REQUIREMENT :: Return every entry in full, with no alterations.

Top of RECORDED INFORMATION

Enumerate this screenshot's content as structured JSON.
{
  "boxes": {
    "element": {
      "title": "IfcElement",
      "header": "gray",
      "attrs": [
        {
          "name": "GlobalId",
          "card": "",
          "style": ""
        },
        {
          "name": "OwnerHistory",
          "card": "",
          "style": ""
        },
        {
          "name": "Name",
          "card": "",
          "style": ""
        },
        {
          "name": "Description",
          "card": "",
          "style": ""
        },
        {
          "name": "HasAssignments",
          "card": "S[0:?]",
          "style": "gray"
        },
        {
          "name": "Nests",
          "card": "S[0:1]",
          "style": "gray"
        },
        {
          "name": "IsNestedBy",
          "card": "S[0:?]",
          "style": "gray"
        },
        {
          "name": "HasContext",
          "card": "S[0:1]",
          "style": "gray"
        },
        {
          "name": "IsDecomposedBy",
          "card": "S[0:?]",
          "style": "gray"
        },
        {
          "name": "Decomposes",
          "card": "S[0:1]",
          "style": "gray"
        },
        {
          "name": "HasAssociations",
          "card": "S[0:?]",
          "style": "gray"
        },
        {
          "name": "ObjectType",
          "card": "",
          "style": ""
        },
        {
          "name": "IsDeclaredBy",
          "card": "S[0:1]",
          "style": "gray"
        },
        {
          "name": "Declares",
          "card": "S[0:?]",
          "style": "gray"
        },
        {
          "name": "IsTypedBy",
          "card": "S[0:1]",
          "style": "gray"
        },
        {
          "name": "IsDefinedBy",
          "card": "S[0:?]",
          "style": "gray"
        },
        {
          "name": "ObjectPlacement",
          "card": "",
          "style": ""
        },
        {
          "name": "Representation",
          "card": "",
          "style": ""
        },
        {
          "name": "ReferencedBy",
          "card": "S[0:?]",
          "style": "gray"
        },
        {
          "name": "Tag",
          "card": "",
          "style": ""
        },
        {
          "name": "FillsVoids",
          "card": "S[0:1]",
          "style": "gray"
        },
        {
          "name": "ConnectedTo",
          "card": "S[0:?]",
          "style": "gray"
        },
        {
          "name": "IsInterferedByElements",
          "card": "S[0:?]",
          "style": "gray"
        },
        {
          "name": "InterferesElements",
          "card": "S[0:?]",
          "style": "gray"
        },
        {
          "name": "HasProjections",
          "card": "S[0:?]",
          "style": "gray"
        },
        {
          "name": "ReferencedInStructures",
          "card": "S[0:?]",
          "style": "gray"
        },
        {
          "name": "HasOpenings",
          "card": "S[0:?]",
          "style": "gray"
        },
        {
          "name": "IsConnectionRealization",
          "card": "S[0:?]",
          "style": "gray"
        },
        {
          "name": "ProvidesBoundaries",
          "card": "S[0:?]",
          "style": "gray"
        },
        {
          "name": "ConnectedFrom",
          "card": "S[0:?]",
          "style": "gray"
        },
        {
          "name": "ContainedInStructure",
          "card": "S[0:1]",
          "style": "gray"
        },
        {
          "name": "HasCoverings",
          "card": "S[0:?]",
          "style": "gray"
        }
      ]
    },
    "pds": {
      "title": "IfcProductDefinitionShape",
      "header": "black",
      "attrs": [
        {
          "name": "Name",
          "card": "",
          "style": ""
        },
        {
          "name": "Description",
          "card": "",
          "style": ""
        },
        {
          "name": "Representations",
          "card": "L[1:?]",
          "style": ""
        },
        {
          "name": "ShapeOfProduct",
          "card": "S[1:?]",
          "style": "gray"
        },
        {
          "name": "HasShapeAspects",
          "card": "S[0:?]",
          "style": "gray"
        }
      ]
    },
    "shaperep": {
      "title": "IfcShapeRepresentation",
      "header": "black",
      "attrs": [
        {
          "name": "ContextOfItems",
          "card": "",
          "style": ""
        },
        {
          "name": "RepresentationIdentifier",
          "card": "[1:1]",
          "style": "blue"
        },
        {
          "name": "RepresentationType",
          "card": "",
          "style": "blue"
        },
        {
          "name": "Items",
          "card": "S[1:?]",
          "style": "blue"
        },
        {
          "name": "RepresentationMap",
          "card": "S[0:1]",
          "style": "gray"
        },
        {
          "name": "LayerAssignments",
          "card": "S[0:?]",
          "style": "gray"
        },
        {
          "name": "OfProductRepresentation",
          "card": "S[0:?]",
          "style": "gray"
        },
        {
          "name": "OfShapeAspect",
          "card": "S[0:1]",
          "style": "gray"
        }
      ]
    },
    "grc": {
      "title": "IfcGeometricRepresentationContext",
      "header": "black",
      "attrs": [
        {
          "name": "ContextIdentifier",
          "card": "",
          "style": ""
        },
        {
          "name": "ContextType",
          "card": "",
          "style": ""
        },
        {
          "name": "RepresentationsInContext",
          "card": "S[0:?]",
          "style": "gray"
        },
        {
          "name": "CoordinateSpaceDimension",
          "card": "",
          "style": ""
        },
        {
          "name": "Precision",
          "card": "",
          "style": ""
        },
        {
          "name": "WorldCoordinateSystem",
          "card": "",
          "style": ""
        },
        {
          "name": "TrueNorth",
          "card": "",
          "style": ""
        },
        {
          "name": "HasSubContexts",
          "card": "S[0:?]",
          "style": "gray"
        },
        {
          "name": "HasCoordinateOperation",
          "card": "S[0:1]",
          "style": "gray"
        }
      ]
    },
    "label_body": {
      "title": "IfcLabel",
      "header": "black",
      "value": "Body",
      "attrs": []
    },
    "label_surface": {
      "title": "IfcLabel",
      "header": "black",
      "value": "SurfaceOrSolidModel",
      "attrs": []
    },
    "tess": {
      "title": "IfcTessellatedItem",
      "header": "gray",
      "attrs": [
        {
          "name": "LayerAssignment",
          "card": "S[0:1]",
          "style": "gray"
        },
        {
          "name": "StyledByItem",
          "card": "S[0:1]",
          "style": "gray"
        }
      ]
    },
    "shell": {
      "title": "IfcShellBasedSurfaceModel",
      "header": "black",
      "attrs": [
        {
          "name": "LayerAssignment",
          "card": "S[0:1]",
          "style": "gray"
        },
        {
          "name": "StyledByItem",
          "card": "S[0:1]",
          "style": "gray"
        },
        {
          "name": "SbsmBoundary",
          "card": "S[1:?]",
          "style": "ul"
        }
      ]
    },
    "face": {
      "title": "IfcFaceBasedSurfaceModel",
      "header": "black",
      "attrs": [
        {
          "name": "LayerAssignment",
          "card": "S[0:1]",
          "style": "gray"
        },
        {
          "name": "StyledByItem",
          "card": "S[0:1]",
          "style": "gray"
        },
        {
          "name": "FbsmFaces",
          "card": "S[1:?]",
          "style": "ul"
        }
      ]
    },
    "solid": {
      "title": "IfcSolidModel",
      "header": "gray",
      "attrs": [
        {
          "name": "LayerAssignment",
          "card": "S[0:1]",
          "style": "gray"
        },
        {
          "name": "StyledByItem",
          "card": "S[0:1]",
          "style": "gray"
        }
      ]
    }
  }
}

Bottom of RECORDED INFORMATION

REPLY TO THE TASK ::
Enumerate this screenshot's content as structured JSON.
{
  "boxes": {
    "element": {
      "title": "IfcElement",
      "header": "gray",
      "attrs": [
        {
          "name": "GlobalId",
          "card": "",
          "style": ""
        },
        {
          "name": "OwnerHistory",
          "card": "",
          "style": ""
        },
        {
          "name": "Name",
          "card": "",
          "style": ""
        },
        {
          "name": "Description",
          "card": "",
          "style": ""
        },
        {
          "name": "HasAssignments",
          "card": "S[0:?]",
          "style": "gray"
        },
        {
          "name": "Nests",
          "card": "S[0:1]",
          "style": "gray"
        },
        {
          "name": "IsNestedBy",
          "card": "S[0:?]",
          "style": "gray"
        },
        {
          "name": "HasContext",
          "card": "S[0:1]",
          "style": "gray"
        },
        {
          "name": "IsDecomposedBy",
          "card": "S[0:?]",
          "style": "gray"
        },
        {
          "name": "Decomposes",
          "card": "S[0:1]",
          "style": "gray"
        },
        {
          "name": "HasAssociations",
          "card": "S[0:?]",
          "style": "gray"
        },
        {
          "name": "ObjectType",
          "card": "",
          "style": ""
        },
        {
          "name": "IsDeclaredBy",
          "card": "S[0:1]",
          "style": "gray"
        },
        {
          "name": "Declares",
          "card": "S[0:?]",
          "style": "gray"
        },
        {
          "name": "IsTypedBy",
          "card": "S[0:1]",
          "style": "gray"
        },
        {
          "name": "IsDefinedBy",
          "card": "S[0:?]",
          "style": "gray"
        },
        {
          "name": "ObjectPlacement",
          "card": "",
          "style": ""
        },
        {
          "name": "Representation",
          "card": "",
          "style": ""
        },
        {
          "name": "ReferencedBy",
          "card": "S[0:?]",
          "style": "gray"
        },
        {
          "name": "Tag",
          "card": "",
          "style": ""
        },
        {
          "name": "FillsVoids",
          "card": "S[0:1]",
          "style": "gray"
        },
        {
          "name": "ConnectedTo",
          "card": "S[0:?]",
          "style": "gray"
        },
        {
          "name": "IsInterferedByElements",
          "card": "S[0:?]",
          "style": "gray"
        },
        {
          "name": "InterferesElements",
          "card": "S[0:?]",
          "style": "gray"
        },
        {
          "name": "HasProjections",
          "card": "S[0:?]",
          "style": "gray"
        },
        {
          "name": "ReferencedInStructures",
          "card": "S[0:?]",
          "style": "gray"
        },
        {
          "name": "HasOpenings",
          "card": "S[0:?]",
          "style": "gray"
        },
        {
          "name": "IsConnectionRealization",
          "card": "S[0:?]",
          "style": "gray"
        },
        {
          "name": "ProvidesBoundaries",
          "card": "S[0:?]",
          "style": "gray"
        },
        {
          "name": "ConnectedFrom",
          "card": "S[0:?]",
          "style": "gray"
        },
        {
          "name": "ContainedInStructure",
          "card": "S[0:1]",
          "style": "gray"
        },
        {
          "name": "HasCoverings",
          "card": "S[0:?]",
          "style": "gray"
        }
      ]
    },
    "pds": {
      "title": "IfcProductDefinitionShape",
      "header": "black",
      "attrs": [
        {
          "name": "Name",
          "card": "",
          "style": ""
        },
        {
          "name": "Description",
          "card": "",
          "style": ""
        },
        {
          "name": "Representations",
          "card": "L[1:?]",
          "style": ""
        },
        {
          "name": "ShapeOfProduct",
          "card": "S[1:?]",
          "style": "gray"
        },
        {
          "name": "HasShapeAspects",
          "card": "S[0:?]",
          "style": "gray"
        }
      ]
    },
    "shaperep": {
      "title": "IfcShapeRepresentation",
      "header": "black",
      "attrs": [
        {
          "name": "ContextOfItems",
          "card": "",
          "style": ""
        },
        {
          "name": "RepresentationIdentifier",
          "card": "[1:1]",
          "style": "blue"
        },
        {
          "name": "RepresentationType",
          "card": "",
          "style": "blue"
        },
        {
          "name": "Items",
          "card": "S[1:?]",
          "style": "blue"
        },
        {
          "name": "RepresentationMap",
          "card": "S[0:1]",
          "style": "gray"
        },
        {
          "name": "LayerAssignments",
          "card": "S[0:?]",
          "style": "gray"
        },
        {
          "name": "OfProductRepresentation",
          "card": "S[0:?]",
          "style": "gray"
        },
        {
          "name": "OfShapeAspect",
          "card": "S[0:1]",
          "style": "gray"
        }
      ]
    },
    "grc": {
      "title": "IfcGeometricRepresentationContext",
      "header": "black",
      "attrs": [
        {
          "name": "ContextIdentifier",
          "card": "",
          "style": ""
        },
        {
          "name": "ContextType",
          "card": "",
          "style": ""
        },
        {
          "name": "RepresentationsInContext",
          "card": "S[0:?]",
          "style": "gray"
        },
        {
          "name": "CoordinateSpaceDimension",
          "card": "",
          "style": ""
        },
        {
          "name": "Precision",
          "card": "",
          "style": ""
        },
        {
          "name": "WorldCoordinateSystem",
          "card": "",
          "style": ""
        },
        {
          "name": "TrueNorth",
          "card": "",
          "style": ""
        },
        {
          "name": "HasSubContexts",
          "card": "S[0:?]",
          "style": "gray"
        },
        {
          "name": "HasCoordinateOperation",
          "card": "S[0:1]",
          "style": "gray"
        }
      ]
    },
    "label_body": {
      "title": "IfcLabel",
      "header": "black",
      "value": "Body",
      "attrs": []
    },
    "label_surface": {
      "title": "IfcLabel",
      "header": "black",
      "value": "SurfaceOrSolidModel",
      "attrs": []
    },
    "tess": {
      "title": "IfcTessellatedItem",
      "header": "gray",
      "attrs": [
        {
          "name": "LayerAssignment",
          "card": "S[0:1]",
          "style": "gray"
        },
        {
          "name": "StyledByItem",
          "card": "S[0:1]",
          "style": "gray"
        }
      ]
    },
    "shell": {
      "title": "IfcShellBasedSurfaceModel",
      "header": "black",
      "attrs": [
        {
          "name": "LayerAssignment",
          "card": "S[0:1]",
          "style": "gray"
        },
        {
          "name": "StyledByItem",
          "card": "S[0:1]",
          "style": "gray"
        },
        {
          "name": "SbsmBoundary",
          "card": "S[1:?]",
          "style": "ul"
        }
      ]
    },
    "face": {
      "title": "IfcFaceBasedSurfaceModel",
      "header": "black",
      "attrs": [
        {
          "name": "LayerAssignment",
          "card": "S[0:1]",
          "style": "gray"
        },
        {
          "name": "StyledByItem",
          "card": "S[0:1]",
          "style": "gray"
        },
        {
          "name": "FbsmFaces",
          "card": "S[1:?]",
          "style": "ul"
        }
      ]
    },
    "solid": {
      "title": "IfcSolidModel",
      "header": "gray",
      "attrs": [
        {
          "name": "LayerAssignment",
          "card": "S[0:1]",
          "style": "gray"
        },
        {
          "name": "StyledByItem",
          "card": "S[0:1]",
          "style": "gray"
        }
      ]
    }
  }
}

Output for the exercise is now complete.